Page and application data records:
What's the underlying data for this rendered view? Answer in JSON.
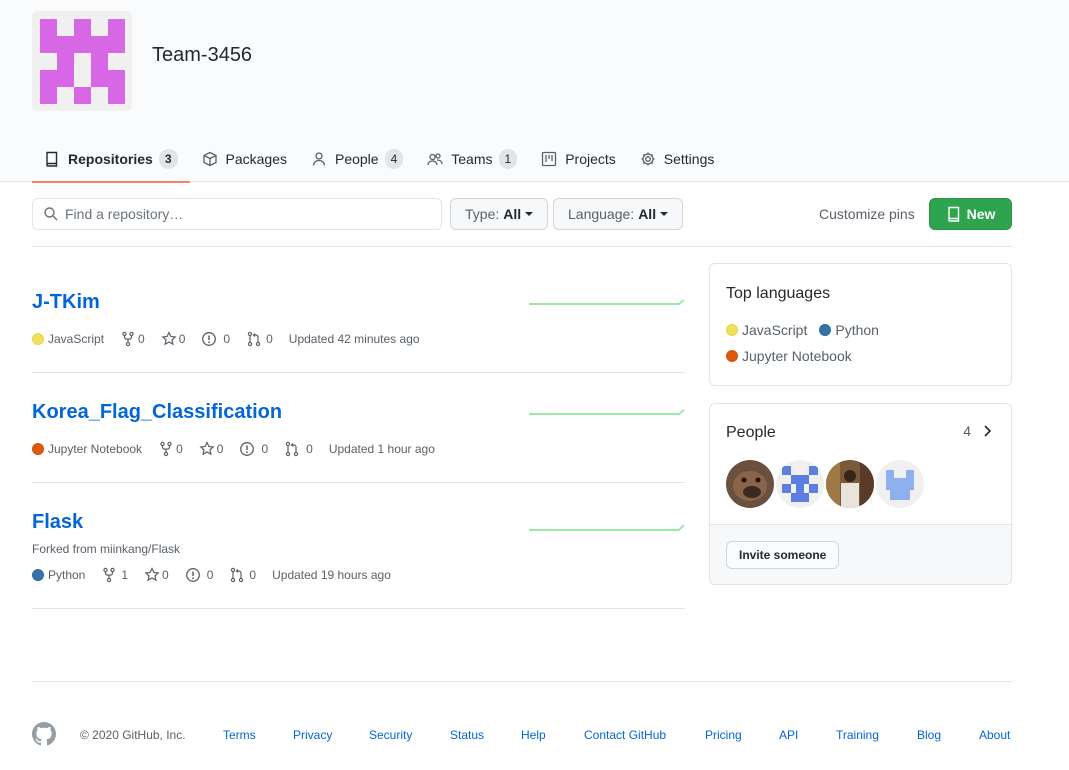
{
  "org": {
    "name": "Team-3456",
    "avatar_icon": "identicon-org",
    "avatar_color": "#d867e6"
  },
  "tabs": [
    {
      "label": "Repositories",
      "count": "3",
      "icon": "repo-icon",
      "selected": true
    },
    {
      "label": "Packages",
      "icon": "package-icon"
    },
    {
      "label": "People",
      "count": "4",
      "icon": "person-icon"
    },
    {
      "label": "Teams",
      "count": "1",
      "icon": "people-icon"
    },
    {
      "label": "Projects",
      "icon": "project-icon"
    },
    {
      "label": "Settings",
      "icon": "gear-icon"
    }
  ],
  "toolbar": {
    "search_placeholder": "Find a repository…",
    "type_label": "Type:",
    "type_value": "All",
    "language_label": "Language:",
    "language_value": "All",
    "customize_label": "Customize pins",
    "new_label": "New"
  },
  "repos": [
    {
      "name": "J-TKim",
      "language": "JavaScript",
      "lang_color": "#f1e05a",
      "forks": "0",
      "stars": "0",
      "issues": "0",
      "prs": "0",
      "updated": "Updated 42 minutes ago"
    },
    {
      "name": "Korea_Flag_Classification",
      "language": "Jupyter Notebook",
      "lang_color": "#DA5B0B",
      "forks": "0",
      "stars": "0",
      "issues": "0",
      "prs": "0",
      "updated": "Updated 1 hour ago"
    },
    {
      "name": "Flask",
      "forked_from": "Forked from miinkang/Flask",
      "language": "Python",
      "lang_color": "#3572A5",
      "forks": "1",
      "stars": "0",
      "issues": "0",
      "prs": "0",
      "updated": "Updated 19 hours ago"
    }
  ],
  "sidebar": {
    "top_languages_title": "Top languages",
    "languages": [
      {
        "name": "JavaScript",
        "color": "#f1e05a"
      },
      {
        "name": "Python",
        "color": "#3572A5"
      },
      {
        "name": "Jupyter Notebook",
        "color": "#DA5B0B"
      }
    ],
    "people_title": "People",
    "people_count": "4",
    "invite_label": "Invite someone"
  },
  "footer": {
    "copyright": "© 2020 GitHub, Inc.",
    "links": [
      "Terms",
      "Privacy",
      "Security",
      "Status",
      "Help",
      "Contact GitHub",
      "Pricing",
      "API",
      "Training",
      "Blog",
      "About"
    ]
  },
  "colors": {
    "accent_underline": "#f9826c",
    "link": "#0366d6",
    "new_button": "#2ea44f",
    "sparkline": "#40c463"
  }
}
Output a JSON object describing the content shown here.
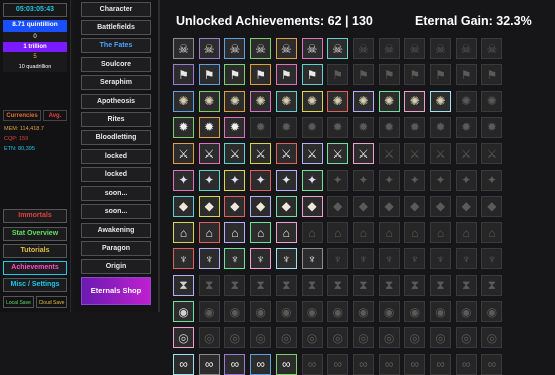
{
  "left_panel": {
    "timer": "05:03:05:43",
    "stats": {
      "quintillion": "8.71 quintillion",
      "zero": "0",
      "trillion": "1 trillion",
      "five": "5",
      "quadrillion": "10 quadrillion"
    },
    "currencies_tab": "Currencies",
    "avg_tab": "Avg.",
    "mem": "MEM: 114,418.7",
    "cqp": "CQP: 159",
    "etn": "ETN: 80,395",
    "nav": [
      "Immortals",
      "Stat Overview",
      "Tutorials",
      "Achievements",
      "Misc / Settings"
    ],
    "local_save": "Local Save",
    "cloud_save": "Cloud Save"
  },
  "menu": {
    "items": [
      "Character",
      "Battlefields",
      "The Fates",
      "Soulcore",
      "Seraphim",
      "Apotheosis",
      "Rites",
      "Bloodletting",
      "locked",
      "locked",
      "soon...",
      "soon...",
      "Awakening",
      "Paragon",
      "Origin"
    ],
    "shop": "Eternals Shop"
  },
  "header": {
    "unlocked_achievements": "Unlocked Achievements: 62 | 130",
    "eternal_gain": "Eternal Gain: 32.3%"
  },
  "achievements": {
    "rows": [
      {
        "icon": "skull",
        "glyph": "☠",
        "color": "#e0e0e0",
        "unlocked": 7,
        "count": 13
      },
      {
        "icon": "battle-flag",
        "glyph": "⚑",
        "color": "#e8e8e8",
        "unlocked": 6,
        "count": 13
      },
      {
        "icon": "vortex",
        "glyph": "✺",
        "color": "#d8cfb0",
        "unlocked": 11,
        "count": 13
      },
      {
        "icon": "flame",
        "glyph": "✹",
        "color": "#f0f0f0",
        "unlocked": 3,
        "count": 13
      },
      {
        "icon": "leaping-figure",
        "glyph": "⚔",
        "color": "#f0f0f0",
        "unlocked": 8,
        "count": 13
      },
      {
        "icon": "sparkle-wand",
        "glyph": "✦",
        "color": "#e0e0f0",
        "unlocked": 6,
        "count": 13
      },
      {
        "icon": "gem",
        "glyph": "◆",
        "color": "#f0e8d8",
        "unlocked": 6,
        "count": 13
      },
      {
        "icon": "temple",
        "glyph": "⌂",
        "color": "#f0f0f0",
        "unlocked": 5,
        "count": 13
      },
      {
        "icon": "horned-helm",
        "glyph": "♆",
        "color": "#f0f0f0",
        "unlocked": 6,
        "count": 13
      },
      {
        "icon": "hourglass",
        "glyph": "⧗",
        "color": "#d0d0d0",
        "unlocked": 1,
        "count": 13
      },
      {
        "icon": "eye",
        "glyph": "◉",
        "color": "#d0d0d0",
        "unlocked": 1,
        "count": 13
      },
      {
        "icon": "swirl",
        "glyph": "◎",
        "color": "#d0d0d0",
        "unlocked": 1,
        "count": 13
      },
      {
        "icon": "infinity-knot",
        "glyph": "∞",
        "color": "#f0f0f0",
        "unlocked": 5,
        "count": 13
      }
    ],
    "border_palette": [
      "#8b8b8b",
      "#9a7cd8",
      "#5fa0e0",
      "#7ccf6a",
      "#e0a040",
      "#e070c0",
      "#60d0d0",
      "#d8d850",
      "#e06060",
      "#b0b0ff",
      "#70e0a0",
      "#f0a0d0",
      "#a0e0f0"
    ]
  },
  "colors": {
    "accent_cyan": "#1ec8e8",
    "purple_stat": "#7a1aff",
    "blue_stat": "#1a4fff",
    "immortals_red": "#e04040",
    "achievements_active": "#ff4fc8",
    "shop_gradient_start": "#6a1ab0",
    "shop_gradient_end": "#c020d0"
  }
}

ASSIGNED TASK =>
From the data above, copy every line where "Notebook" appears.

SOLUTION =>
      "language": "Jupyter Notebook",
        "name": "Jupyter Notebook",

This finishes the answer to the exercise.